The MV Torani took on water after it developed a hole and it later partially capsized in the Mazaruni River, according to Minister within the Ministry of Public Infrastructure Annette Ferguson.
Ferguson told Stabroek News yesterday that a team from the Transport and Harbours Department has visited the site and compiled a report that is being used to plot a way forward as they look to salvage the vessel.
The decades-old vessel went down sometime last week.
In an advertisement in Wednesday’s edition of Stabroek News, Harbour Master Michael Tennant advised that the vessel had sunk close to the left bank of the Mazaruni River. He added that the wreck is approximately 100 metres and bearing 212°T from the location of the Mazaruni Prison wharf.
The advertisement, which cautioned mariners to be on the lookout for the vessel as they operate on the river, stated that the vessel is not fully submerged and the starboard half of the vessel is still visible at all tides.
Minister Ferguson explained that the MV Torani was moored at the Mazaruni dock, where it was being cannibalised for spare parts for two other vessels, MV Makouria and MV Malali.
The vessel was docked at the Georgetown Wharf last year and it was recently moved to the Mazaruni.
A letter penned by Captain R E W Adams to Stabroek News in 2012 stated that MV Torani was constructed by Messrs Sprostons Ltd. The keel was laid on July 31, 1958, using the drawings of the Makouria, which was constructed in the United Kingdom in 1959. It was handed over to the Transport and Harbours Department in October of 1960.
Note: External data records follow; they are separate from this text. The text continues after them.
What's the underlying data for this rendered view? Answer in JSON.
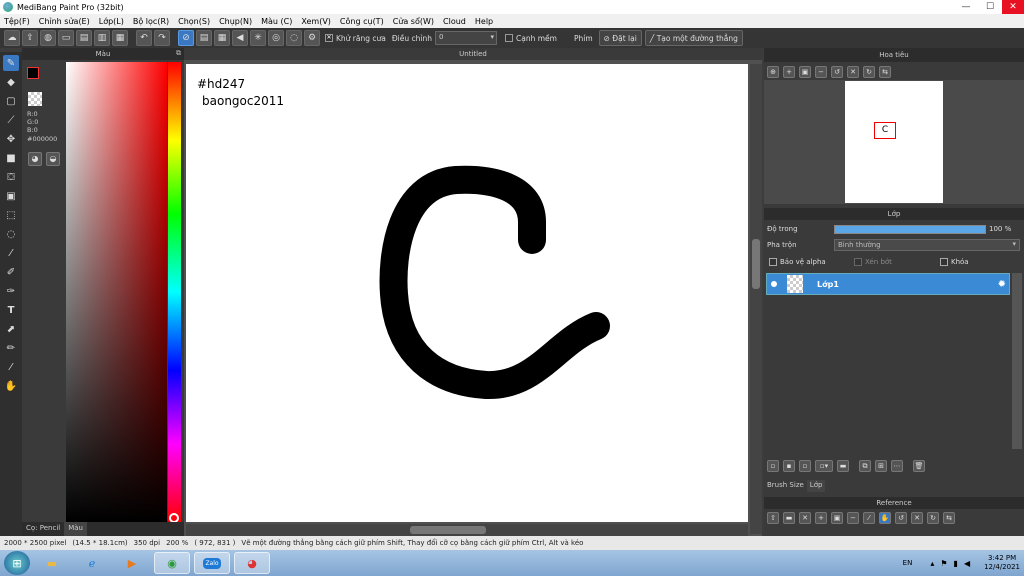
{
  "window": {
    "title": "MediBang Paint Pro (32bit)",
    "minimize": "—",
    "maximize": "☐",
    "close": "✕"
  },
  "menu": [
    "Tệp(F)",
    "Chỉnh sửa(E)",
    "Lớp(L)",
    "Bộ lọc(R)",
    "Chọn(S)",
    "Chụp(N)",
    "Màu (C)",
    "Xem(V)",
    "Công cụ(T)",
    "Cửa sổ(W)",
    "Cloud",
    "Help"
  ],
  "toolbar": {
    "antialias_label": "Khử răng cưa",
    "correction_label": "Điều chỉnh",
    "correction_value": "0",
    "sharp_edge_label": "Cạnh mềm",
    "brush_label": "Phím",
    "reset_label": "Đặt lại",
    "line_label": "Tạo một đường thẳng"
  },
  "color_panel": {
    "title": "Màu",
    "r": "R:0",
    "g": "G:0",
    "b": "B:0",
    "hex": "#000000",
    "tab_pencil": "Cọ: Pencil",
    "tab_color": "Màu",
    "fg_color": "#000000",
    "bg_color": "#ffffff"
  },
  "canvas": {
    "title": "Untitled",
    "text_line1": "#hd247",
    "text_line2": "baongoc2011"
  },
  "navigator": {
    "title": "Hoa tiêu",
    "preview_letter": "C"
  },
  "layers": {
    "title": "Lớp",
    "opacity_label": "Độ trong",
    "opacity_value": "100 %",
    "opacity_fraction": 1.0,
    "blend_label": "Pha trộn",
    "blend_value": "Bình thường",
    "protect_alpha": "Bảo vệ alpha",
    "clipping": "Xén bớt",
    "lock": "Khóa",
    "layer_name": "Lớp1",
    "tab_brush_size": "Brush Size",
    "tab_layer": "Lớp"
  },
  "reference": {
    "title": "Reference"
  },
  "status": {
    "size": "2000 * 2500 pixel",
    "cm": "(14.5 * 18.1cm)",
    "dpi": "350 dpi",
    "zoom": "200 %",
    "coords": "( 972, 831 )",
    "hint": "Vẽ một đường thẳng bằng cách giữ phím Shift, Thay đổi cỡ cọ bằng cách giữ phím Ctrl, Alt và kéo"
  },
  "taskbar": {
    "lang": "EN",
    "time": "3:42 PM",
    "date": "12/4/2021",
    "apps": [
      "folder-icon",
      "ie-icon",
      "media-icon",
      "green-app-icon",
      "zalo-icon",
      "medibang-icon"
    ],
    "zalo_label": "Zalo"
  }
}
MV Torani is well known among travelers in Berbice, where it serviced the routes between New Amsterdam and Rosignol, and Stanleytown and Blairmont. After the introduction of the Berbice River Bridge, the vessel was redeployed to the Essequibo River.